**YOUR TASK:** Check every line below for the word "Cotillón" and give only the number of lines where it appears.

"""

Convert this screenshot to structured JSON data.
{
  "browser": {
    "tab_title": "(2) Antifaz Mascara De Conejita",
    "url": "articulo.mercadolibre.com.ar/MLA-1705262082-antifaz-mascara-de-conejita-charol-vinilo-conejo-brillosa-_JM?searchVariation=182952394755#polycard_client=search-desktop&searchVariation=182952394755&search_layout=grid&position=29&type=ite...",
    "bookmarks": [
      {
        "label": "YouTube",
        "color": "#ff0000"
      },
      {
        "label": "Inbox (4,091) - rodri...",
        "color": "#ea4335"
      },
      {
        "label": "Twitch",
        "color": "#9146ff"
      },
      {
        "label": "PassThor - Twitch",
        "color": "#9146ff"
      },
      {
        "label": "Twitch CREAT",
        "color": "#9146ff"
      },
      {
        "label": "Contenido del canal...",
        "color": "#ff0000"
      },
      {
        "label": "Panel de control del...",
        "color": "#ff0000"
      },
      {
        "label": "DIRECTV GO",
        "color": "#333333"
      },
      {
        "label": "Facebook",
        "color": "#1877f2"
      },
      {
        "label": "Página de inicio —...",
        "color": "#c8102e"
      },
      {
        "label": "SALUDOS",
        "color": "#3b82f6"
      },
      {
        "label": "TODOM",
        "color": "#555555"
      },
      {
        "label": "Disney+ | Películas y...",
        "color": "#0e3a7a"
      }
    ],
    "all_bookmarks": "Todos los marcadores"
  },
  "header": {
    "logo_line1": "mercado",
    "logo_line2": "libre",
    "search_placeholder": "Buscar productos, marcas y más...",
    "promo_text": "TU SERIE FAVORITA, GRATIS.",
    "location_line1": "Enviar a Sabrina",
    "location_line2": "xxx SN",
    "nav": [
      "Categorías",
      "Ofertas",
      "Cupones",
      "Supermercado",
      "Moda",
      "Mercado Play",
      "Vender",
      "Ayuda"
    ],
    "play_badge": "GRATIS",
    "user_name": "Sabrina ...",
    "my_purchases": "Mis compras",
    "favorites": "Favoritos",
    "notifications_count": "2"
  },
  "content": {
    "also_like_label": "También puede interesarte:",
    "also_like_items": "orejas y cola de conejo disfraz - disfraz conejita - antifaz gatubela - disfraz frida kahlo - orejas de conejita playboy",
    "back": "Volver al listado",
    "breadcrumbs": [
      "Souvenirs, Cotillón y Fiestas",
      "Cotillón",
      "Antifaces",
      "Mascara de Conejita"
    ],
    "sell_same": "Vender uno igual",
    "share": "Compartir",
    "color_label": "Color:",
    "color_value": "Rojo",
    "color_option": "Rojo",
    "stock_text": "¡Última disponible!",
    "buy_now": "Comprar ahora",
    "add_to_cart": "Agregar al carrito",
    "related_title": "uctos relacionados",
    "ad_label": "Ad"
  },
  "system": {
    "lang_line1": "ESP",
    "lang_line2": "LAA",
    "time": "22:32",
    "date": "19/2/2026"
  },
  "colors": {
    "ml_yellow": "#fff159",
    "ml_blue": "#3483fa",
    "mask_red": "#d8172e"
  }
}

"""

**RESPONSE AREA:** 2